Over the centuries the city of Barcelona has experienced periods of splendour and sometimes prolonged periods of gloom, but it has been and still remains a world reference for trade, industry, law, culture and politics. And this has been possible because Barcelona has always been able to lead the Catalan economy and society, thanks, first of all, to its privileged geographical location. As a result, Barcelona has always been, also, one of the main economic centres in Spain, particularly for its international projection.
By the Middle Ages, Barcelona had already developed into a major commercial centre which competed with the most powerful of the Italian city-states. After a period of marked economic decline, Barcelona re-emerged on the international scene as its trade relations with America flourished during the 18th century.
This leading commercial role during the Middle Ages made Barcelona a prominent city in the field of law, particularly commercial law. The code of legal customs entitled Llibre del Consulat del Mar constituted a sort of “common law” in the commercial Europe of the time and was used as far afield as the Hansa cities of Northern Europe.
Barcelona and Catalonia as a whole were among the motors of early industrial capitalism and the first Industrial Revolution. Early capitalist development in Barcelona and Catalonia was spearheaded by the textile industry and ran in parallel with the main driving forces of capitalist growth in other European countries. In the early 20th century, some of the most iconic developments in international industry and design originated in Barcelona, from the prestigious Hispano Suiza cars to some of the first furniture designs produced by Mies van der Rohe.
Barcelona’s cultural prominence defines some periods of its history. Romanesque art developed mainly in the northern part of Catalonia, but Barcelona became one of the principal European centres for Gothic art, especially civil Gothic, which is best appreciated in the city’s well preserved Gothic quarter. At the beginning of the 20th century, and until the outburst of the Spanish Civil War, Barcelona became one of the major artistic capitals of the world, thanks not only to the world renowned modernista (Catalan art nouveau) architecture of Gaudí, Domènech i Montaner and Puig i Cadafalch, among others, but to the prodigious ever-renewing artistic production of Picasso, Miró and Gargallo. In the area of Music, for example, the flagship figure of Pau Casals makes Barcelona one of the centres of the world , attracting musicians such as Schoenberg, when he has to fly from Vienna to Barcelona, or the world première of Alban Berg’s Violin Concerto. Barcelona witnesses at that time the rebirth of Catalan literature while being the leading world centre for publishing in Spanish. Therefore, it was no surprise when, in the 80s, Barcelona finally regained its prestige as a centre for innovation in architecture and design. Since the turn of the century, Ferran Adrià and a number of other culinary figures have succeeded in elevating gastronomy in Barcelona and Catalonia to the level of an art form in itself. Culture and sport have always been firmly linked in the city, perhaps the best example being the impressive football stadium of FC Barcelona.
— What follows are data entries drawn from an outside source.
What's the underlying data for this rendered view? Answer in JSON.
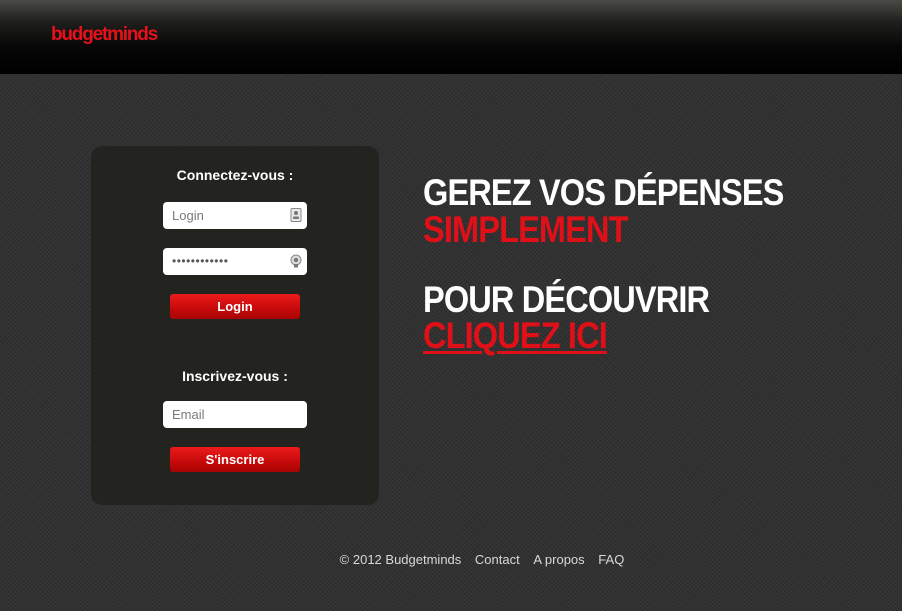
{
  "header": {
    "logo_text": "budgetminds",
    "brand_color": "#e8101a"
  },
  "login_panel": {
    "login_heading": "Connectez-vous :",
    "login_placeholder": "Login",
    "password_value": "••••••••••••",
    "login_button": "Login",
    "signup_heading": "Inscrivez-vous :",
    "email_placeholder": "Email",
    "signup_button": "S'inscrire",
    "login_field_icon": "id-card-icon",
    "password_field_icon": "lock-icon"
  },
  "hero": {
    "line1": "GEREZ VOS DÉPENSES",
    "line2": "SIMPLEMENT",
    "line3": "POUR DÉCOUVRIR",
    "line4_link": "CLIQUEZ ICI",
    "accent_color": "#e01019"
  },
  "footer": {
    "copyright": "© 2012 Budgetminds",
    "links": [
      "Contact",
      "A propos",
      "FAQ"
    ]
  }
}
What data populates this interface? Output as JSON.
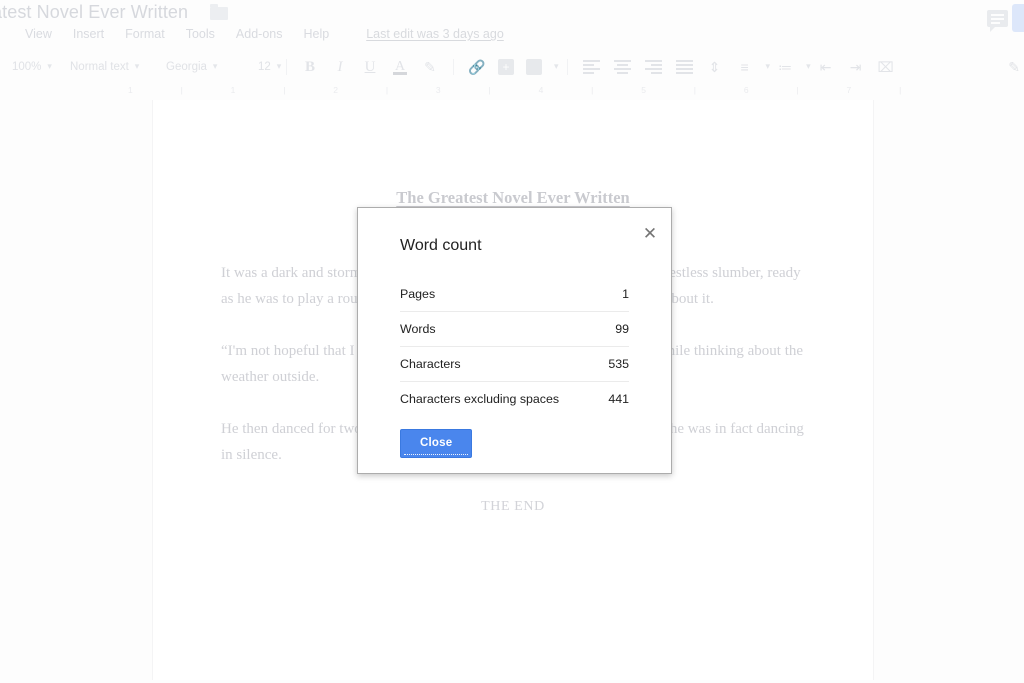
{
  "window": {
    "background_color": "#fdfdfd"
  },
  "titlebar": {
    "document_title": "atest Novel Ever Written",
    "folder_icon": "folder-icon",
    "comment_icon": "comment-bubble-icon",
    "share_button_label": "",
    "menus": [
      {
        "label": "View"
      },
      {
        "label": "Insert"
      },
      {
        "label": "Format"
      },
      {
        "label": "Tools"
      },
      {
        "label": "Add-ons"
      },
      {
        "label": "Help"
      }
    ],
    "last_edit": "Last edit was 3 days ago"
  },
  "toolbar": {
    "zoom": "100%",
    "paragraph_style": "Normal text",
    "font_family": "Georgia",
    "font_size": "12",
    "bold": "B",
    "italic": "I",
    "underline": "U",
    "text_color": "A",
    "highlight_icon": "highlighter-icon",
    "link_icon": "link-icon",
    "comment_icon": "add-comment-icon",
    "image_icon": "insert-image-icon",
    "align_left_icon": "align-left-icon",
    "align_center_icon": "align-center-icon",
    "align_right_icon": "align-right-icon",
    "align_justify_icon": "align-justify-icon",
    "line_spacing_icon": "line-spacing-icon",
    "numbered_list_icon": "numbered-list-icon",
    "bulleted_list_icon": "bulleted-list-icon",
    "decrease_indent_icon": "decrease-indent-icon",
    "increase_indent_icon": "increase-indent-icon",
    "clear_formatting_icon": "clear-formatting-icon",
    "edit_mode_icon": "pencil-icon"
  },
  "ruler": {
    "marks": [
      "1",
      "|",
      "1",
      "|",
      "2",
      "|",
      "3",
      "|",
      "4",
      "|",
      "5",
      "|",
      "6",
      "|",
      "7",
      "|"
    ]
  },
  "document": {
    "heading": "The Greatest Novel Ever Written",
    "paragraphs": [
      "It was a dark and stormy night for the golfer who woke up from his usual restless slumber, ready as he was to play a round of golf that day. He wasn't feeling terribly good about it.",
      "“I'm not hopeful that I will be playing well today,” he said to himself — while thinking about the weather outside.",
      "He then danced for two hours straight, but he forgot to turn on his hi-fi, so he was in fact dancing in silence."
    ],
    "end_text": "THE END"
  },
  "dialog": {
    "title": "Word count",
    "close_icon": "close-icon",
    "rows": [
      {
        "label": "Pages",
        "value": "1"
      },
      {
        "label": "Words",
        "value": "99"
      },
      {
        "label": "Characters",
        "value": "535"
      },
      {
        "label": "Characters excluding spaces",
        "value": "441"
      }
    ],
    "close_button_label": "Close",
    "accent_color": "#4a86ed"
  }
}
In the area of politics, already in the High Middle Ages Barcelona, and Catalonia as a whole, developed a set of fundamental laws and rights typical of classic Feudalism codified in the Usatges. Later on, Barcelona created its own system of Medieval city government with a well established organ of guild representation (the Consell de Cent). Catalonia’s ventures into the Mediterranean during the Late Middle Ages must be criticized as any other example of military expansionist policy, but they give an evidence of the deep historical roots of its outward looking tradition. At the turn of the 19th and the 20th centuries, Barcelona witnessed a number of significant historical and political events, from the emergence of its own concepts of federalism, autonomy and nationalism to the development of the anarcho-syndicalist movement. And Barcelona was also one of the nuclei of democratic opposition to the Franco regime and one of the driving forces behind Spain’s subsequent transition to democracy, so praised by many around the world.
Yet none of these developments would have gained the same prominence had it not been for the exceptional geographical situation which has positioned Barcelona as the capital of the Western Mediterranean. The city is located by the sea and its historic commercial port is surrounded by beaches that extend over more than 14km of coastline. Even if the weather is relatively mild all year round, seasons are well differentiated, with hot summers and ski resorts in winter only a short drive away. Barcelona is very well connected by plane with all the other cultural and economic capitals of Europe. And some of the best swimming beaches in the whole world are less than one hundred kilometres away, in the Costa Brava…
Some useful links:
Barcelona City Council:
Tourism in Barcelona:
Tourism in Catalonia:
Tourism in Spain:
The weather in Barcelona: